* Provided records:
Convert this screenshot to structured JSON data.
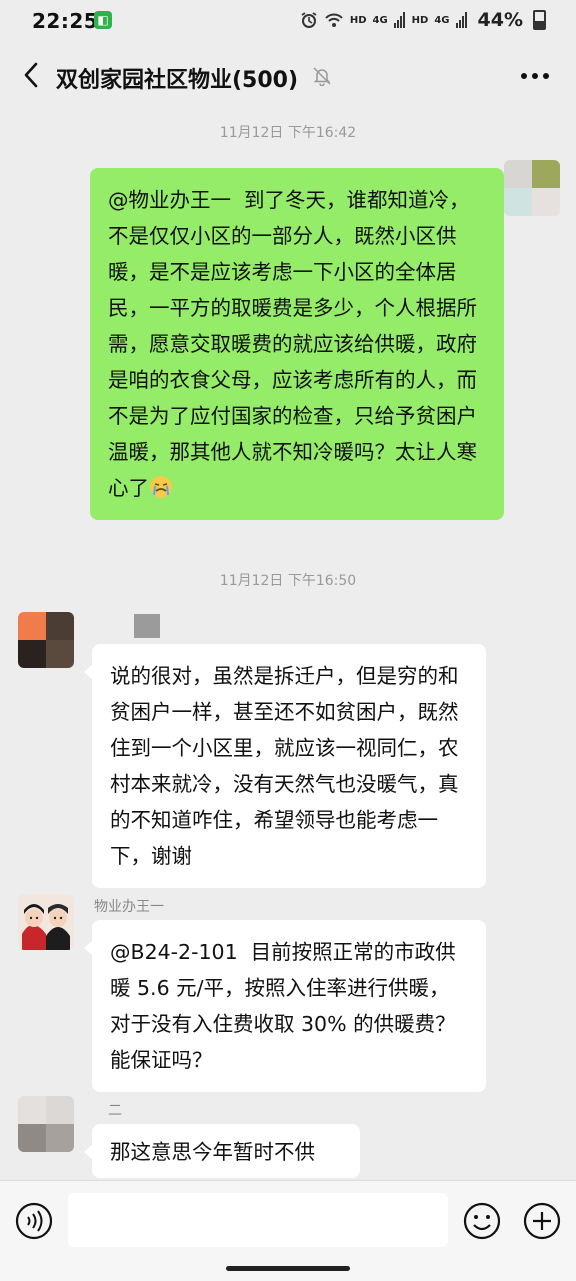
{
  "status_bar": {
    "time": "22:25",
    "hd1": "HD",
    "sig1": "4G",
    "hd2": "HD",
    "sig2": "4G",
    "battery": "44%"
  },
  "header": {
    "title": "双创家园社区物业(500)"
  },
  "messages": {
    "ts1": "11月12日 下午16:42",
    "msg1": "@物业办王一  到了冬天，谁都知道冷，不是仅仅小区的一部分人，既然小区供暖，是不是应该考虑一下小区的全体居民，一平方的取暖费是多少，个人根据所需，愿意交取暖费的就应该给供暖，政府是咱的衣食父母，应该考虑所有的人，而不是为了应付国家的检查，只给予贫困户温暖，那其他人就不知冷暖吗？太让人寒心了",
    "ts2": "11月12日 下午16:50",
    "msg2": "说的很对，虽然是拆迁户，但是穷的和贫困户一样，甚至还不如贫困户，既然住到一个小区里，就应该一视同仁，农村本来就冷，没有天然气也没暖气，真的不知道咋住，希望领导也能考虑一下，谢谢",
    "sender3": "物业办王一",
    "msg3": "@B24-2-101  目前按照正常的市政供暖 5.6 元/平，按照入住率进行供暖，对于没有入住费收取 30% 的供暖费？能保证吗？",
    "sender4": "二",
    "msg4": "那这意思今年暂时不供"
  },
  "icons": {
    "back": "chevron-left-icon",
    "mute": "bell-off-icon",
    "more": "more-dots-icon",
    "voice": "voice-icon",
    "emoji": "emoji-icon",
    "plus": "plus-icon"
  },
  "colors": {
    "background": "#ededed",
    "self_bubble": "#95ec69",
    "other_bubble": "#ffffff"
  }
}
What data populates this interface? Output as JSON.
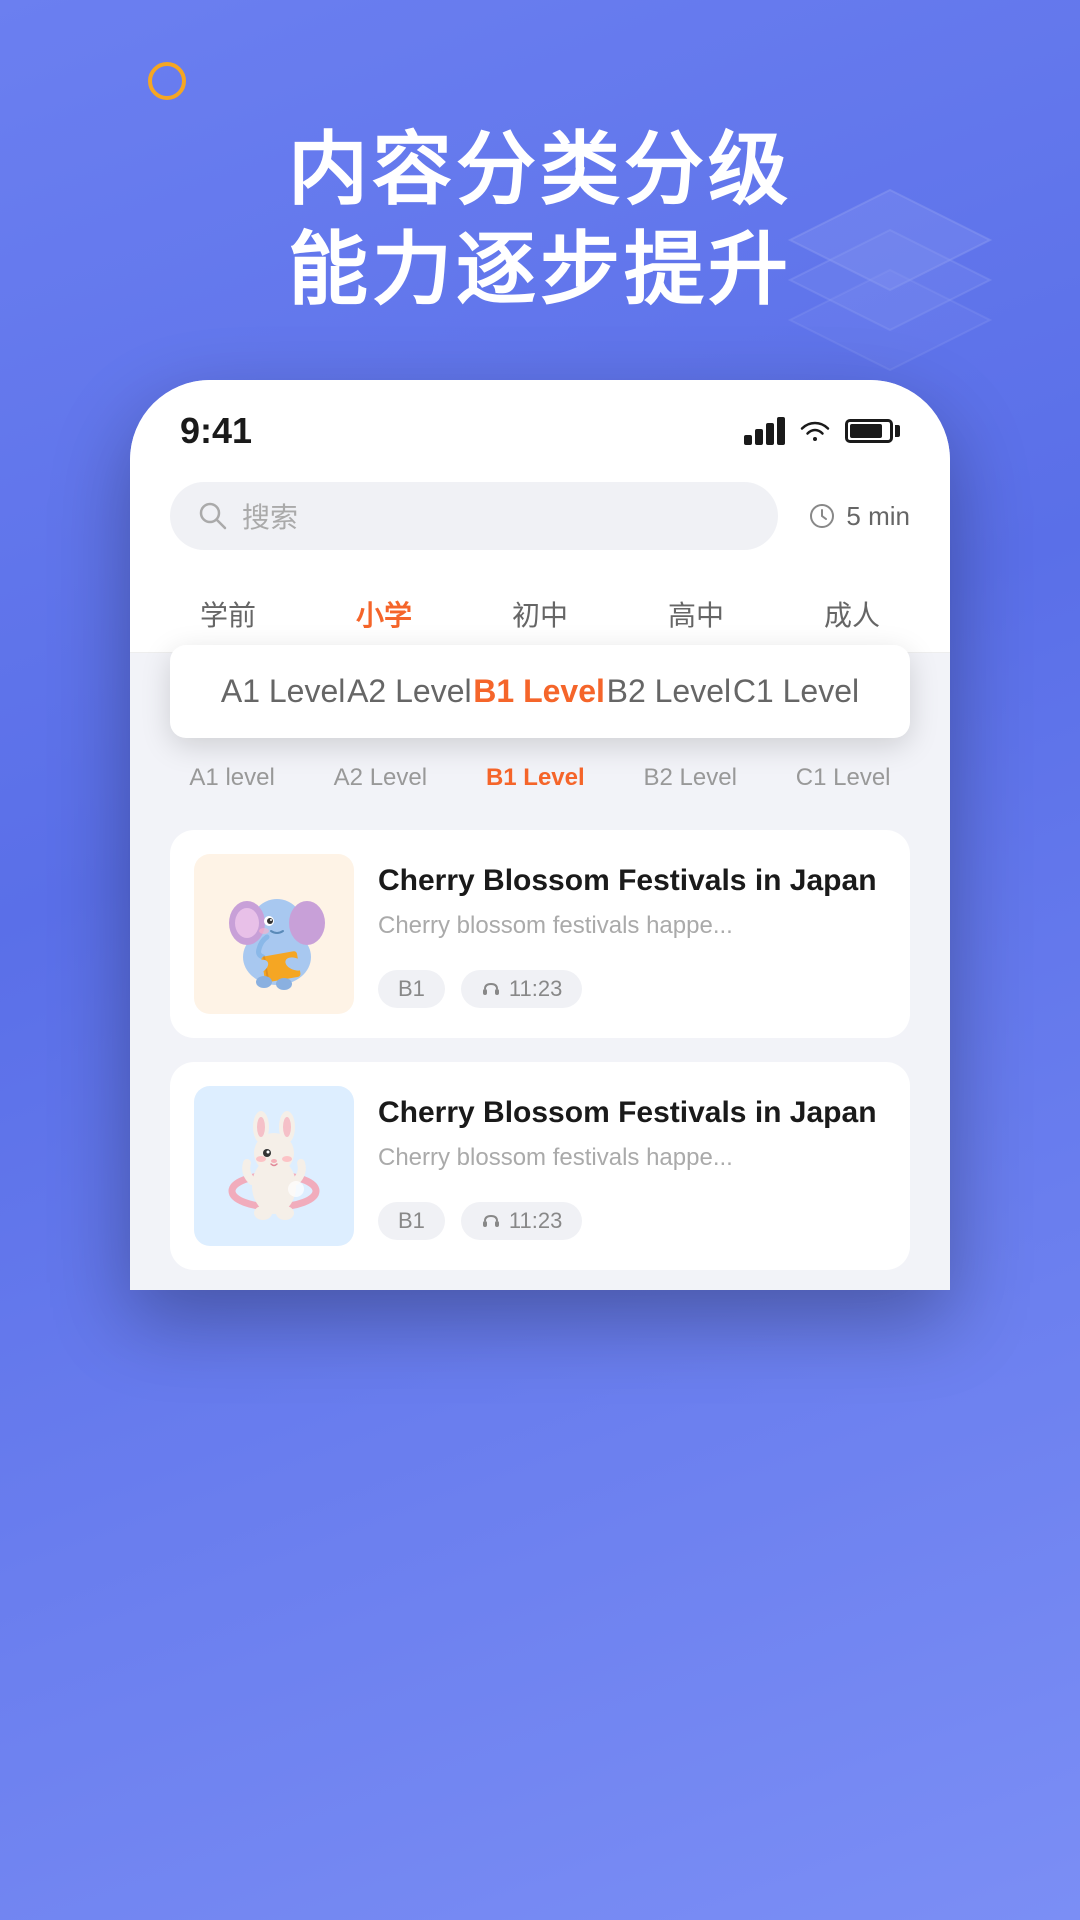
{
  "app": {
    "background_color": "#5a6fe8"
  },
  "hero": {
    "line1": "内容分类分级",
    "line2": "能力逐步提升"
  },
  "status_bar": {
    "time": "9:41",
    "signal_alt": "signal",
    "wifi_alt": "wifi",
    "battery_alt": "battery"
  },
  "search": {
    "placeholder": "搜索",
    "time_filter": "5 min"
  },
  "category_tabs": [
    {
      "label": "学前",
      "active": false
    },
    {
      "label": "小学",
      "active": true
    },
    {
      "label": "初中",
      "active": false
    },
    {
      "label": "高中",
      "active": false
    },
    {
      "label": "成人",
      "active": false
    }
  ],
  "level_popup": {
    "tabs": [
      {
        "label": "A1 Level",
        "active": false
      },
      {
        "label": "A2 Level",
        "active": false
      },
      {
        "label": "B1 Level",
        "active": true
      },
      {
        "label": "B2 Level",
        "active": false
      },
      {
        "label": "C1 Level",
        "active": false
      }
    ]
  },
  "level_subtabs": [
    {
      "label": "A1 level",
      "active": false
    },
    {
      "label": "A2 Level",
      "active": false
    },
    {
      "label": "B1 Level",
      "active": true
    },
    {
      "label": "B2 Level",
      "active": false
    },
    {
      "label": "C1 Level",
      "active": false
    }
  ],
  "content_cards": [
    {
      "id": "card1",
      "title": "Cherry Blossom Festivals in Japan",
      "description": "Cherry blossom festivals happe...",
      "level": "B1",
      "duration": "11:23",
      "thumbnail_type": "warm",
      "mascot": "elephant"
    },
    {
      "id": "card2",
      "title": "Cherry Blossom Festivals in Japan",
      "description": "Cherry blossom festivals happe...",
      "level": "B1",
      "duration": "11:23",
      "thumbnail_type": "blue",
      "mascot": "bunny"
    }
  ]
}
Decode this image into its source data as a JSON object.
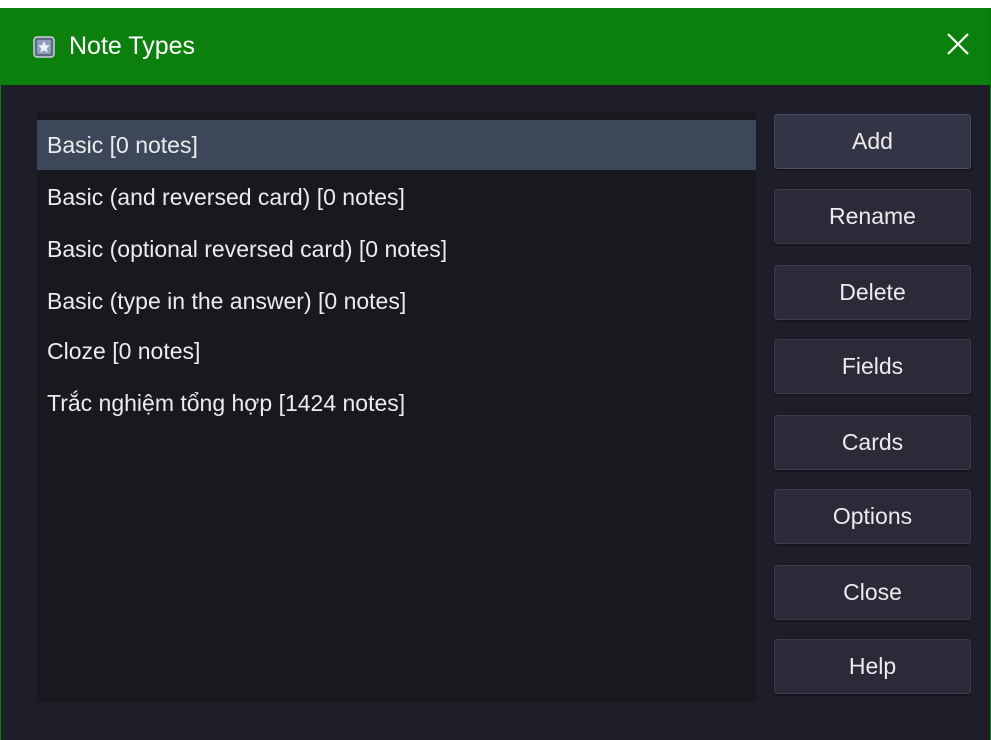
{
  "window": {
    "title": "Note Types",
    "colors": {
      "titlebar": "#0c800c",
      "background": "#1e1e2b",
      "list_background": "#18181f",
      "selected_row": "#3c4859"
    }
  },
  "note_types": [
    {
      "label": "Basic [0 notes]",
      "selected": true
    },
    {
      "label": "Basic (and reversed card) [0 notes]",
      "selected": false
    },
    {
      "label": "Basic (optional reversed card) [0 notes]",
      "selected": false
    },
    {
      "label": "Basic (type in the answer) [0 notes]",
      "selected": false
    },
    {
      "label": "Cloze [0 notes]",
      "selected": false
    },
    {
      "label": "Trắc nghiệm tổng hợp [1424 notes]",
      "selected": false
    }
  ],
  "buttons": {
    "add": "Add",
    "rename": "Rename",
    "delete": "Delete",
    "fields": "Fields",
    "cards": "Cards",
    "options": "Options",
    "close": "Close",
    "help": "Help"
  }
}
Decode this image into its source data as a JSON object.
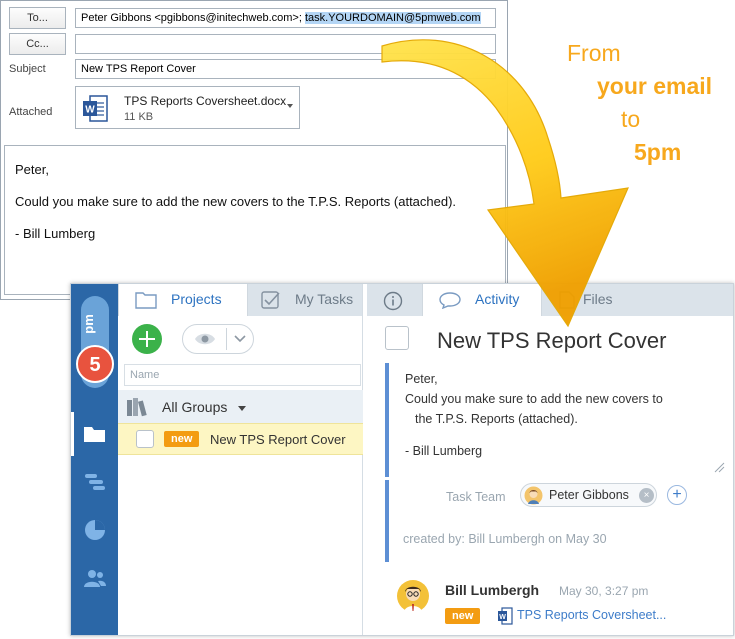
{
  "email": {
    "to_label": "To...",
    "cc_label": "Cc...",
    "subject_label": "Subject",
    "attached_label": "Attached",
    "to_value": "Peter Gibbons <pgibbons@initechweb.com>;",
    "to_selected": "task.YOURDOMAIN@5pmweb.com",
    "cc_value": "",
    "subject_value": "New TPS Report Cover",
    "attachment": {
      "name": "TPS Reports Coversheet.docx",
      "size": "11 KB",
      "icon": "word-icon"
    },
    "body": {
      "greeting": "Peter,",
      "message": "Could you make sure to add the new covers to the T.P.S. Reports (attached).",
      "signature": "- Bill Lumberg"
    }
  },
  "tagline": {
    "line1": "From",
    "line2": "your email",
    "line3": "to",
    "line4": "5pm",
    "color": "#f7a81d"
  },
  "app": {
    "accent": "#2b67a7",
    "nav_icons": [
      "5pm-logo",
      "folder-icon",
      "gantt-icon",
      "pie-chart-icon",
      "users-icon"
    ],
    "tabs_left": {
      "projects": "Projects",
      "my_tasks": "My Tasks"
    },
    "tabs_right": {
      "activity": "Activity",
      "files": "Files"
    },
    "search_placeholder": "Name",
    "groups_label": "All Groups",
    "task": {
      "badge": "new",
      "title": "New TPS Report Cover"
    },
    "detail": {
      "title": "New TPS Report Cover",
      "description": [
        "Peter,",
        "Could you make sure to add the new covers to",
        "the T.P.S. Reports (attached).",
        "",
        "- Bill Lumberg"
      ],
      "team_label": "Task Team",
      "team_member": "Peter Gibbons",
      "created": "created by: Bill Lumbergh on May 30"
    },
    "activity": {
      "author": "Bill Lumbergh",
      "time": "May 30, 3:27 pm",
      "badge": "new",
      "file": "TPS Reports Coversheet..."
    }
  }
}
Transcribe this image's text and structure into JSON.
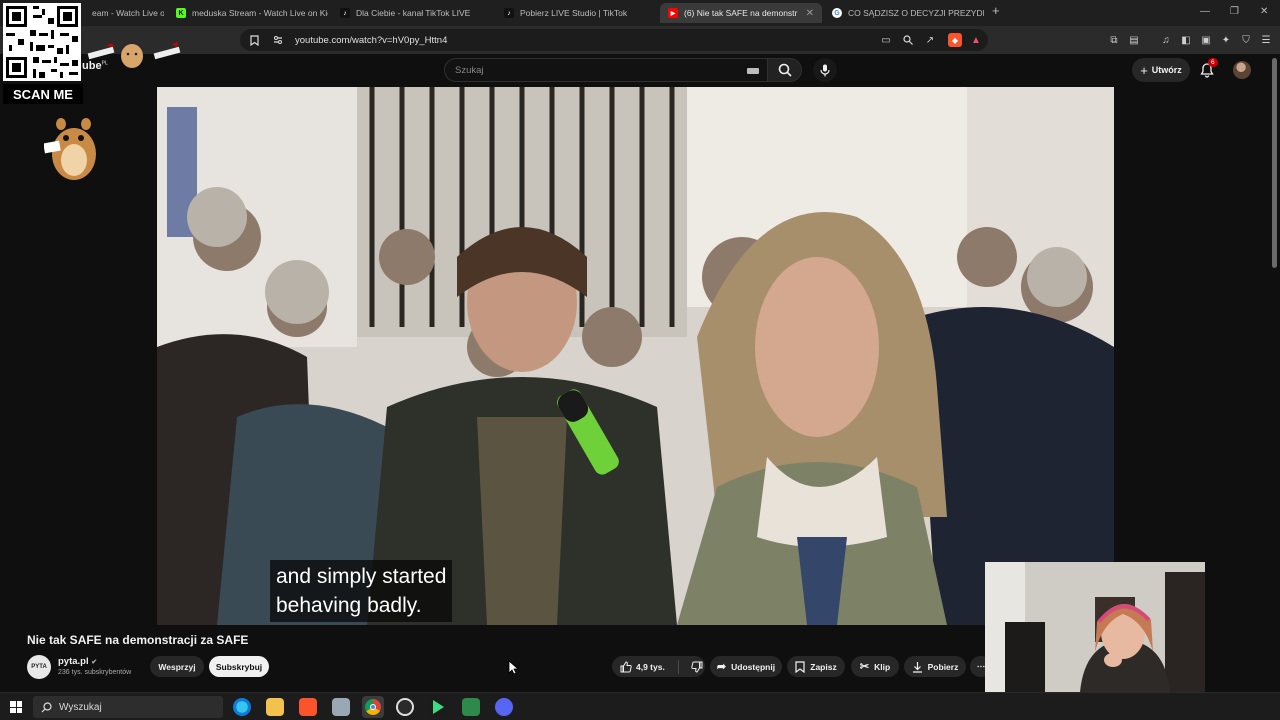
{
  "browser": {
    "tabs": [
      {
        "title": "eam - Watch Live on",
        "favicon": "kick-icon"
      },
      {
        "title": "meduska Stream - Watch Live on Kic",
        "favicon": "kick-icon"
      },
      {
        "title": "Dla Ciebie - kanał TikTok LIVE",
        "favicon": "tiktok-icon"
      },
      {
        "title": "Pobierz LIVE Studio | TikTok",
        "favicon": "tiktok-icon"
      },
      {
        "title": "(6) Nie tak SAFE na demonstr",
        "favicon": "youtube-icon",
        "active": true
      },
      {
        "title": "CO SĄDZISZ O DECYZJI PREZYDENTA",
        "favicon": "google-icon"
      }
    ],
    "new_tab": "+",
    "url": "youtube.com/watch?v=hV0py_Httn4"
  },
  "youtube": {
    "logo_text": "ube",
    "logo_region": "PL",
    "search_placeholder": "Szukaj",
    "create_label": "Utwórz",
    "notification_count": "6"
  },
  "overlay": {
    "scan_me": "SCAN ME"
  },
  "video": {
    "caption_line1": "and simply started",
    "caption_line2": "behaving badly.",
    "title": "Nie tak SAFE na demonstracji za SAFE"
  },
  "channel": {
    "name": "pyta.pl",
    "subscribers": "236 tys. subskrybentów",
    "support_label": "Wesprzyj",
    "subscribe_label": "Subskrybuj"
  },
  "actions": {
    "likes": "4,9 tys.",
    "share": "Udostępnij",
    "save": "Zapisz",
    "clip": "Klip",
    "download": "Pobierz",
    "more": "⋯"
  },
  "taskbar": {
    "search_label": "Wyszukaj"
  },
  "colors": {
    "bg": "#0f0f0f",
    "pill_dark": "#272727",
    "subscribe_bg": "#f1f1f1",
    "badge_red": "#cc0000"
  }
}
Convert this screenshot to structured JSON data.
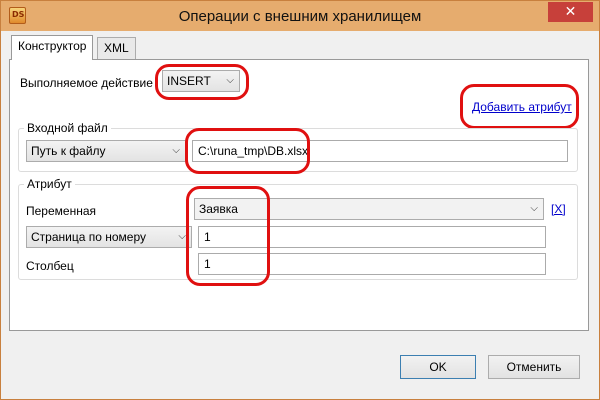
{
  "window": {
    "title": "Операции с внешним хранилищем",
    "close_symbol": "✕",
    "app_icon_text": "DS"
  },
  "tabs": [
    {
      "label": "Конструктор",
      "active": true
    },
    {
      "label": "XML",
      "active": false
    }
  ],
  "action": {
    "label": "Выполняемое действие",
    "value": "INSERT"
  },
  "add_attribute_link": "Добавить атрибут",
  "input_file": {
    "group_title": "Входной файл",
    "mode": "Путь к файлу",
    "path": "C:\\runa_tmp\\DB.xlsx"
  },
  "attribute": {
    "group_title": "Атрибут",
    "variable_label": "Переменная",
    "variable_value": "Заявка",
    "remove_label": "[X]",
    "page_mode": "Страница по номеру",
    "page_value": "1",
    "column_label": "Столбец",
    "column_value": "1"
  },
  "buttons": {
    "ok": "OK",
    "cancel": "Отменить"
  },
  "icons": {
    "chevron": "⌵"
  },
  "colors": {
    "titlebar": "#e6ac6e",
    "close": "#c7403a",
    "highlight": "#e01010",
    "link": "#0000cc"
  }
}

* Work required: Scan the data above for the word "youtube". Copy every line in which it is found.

* Worked solution:
        "favicon": "youtube-icon",
    "url": "youtube.com/watch?v=hV0py_Httn4"
  "youtube": {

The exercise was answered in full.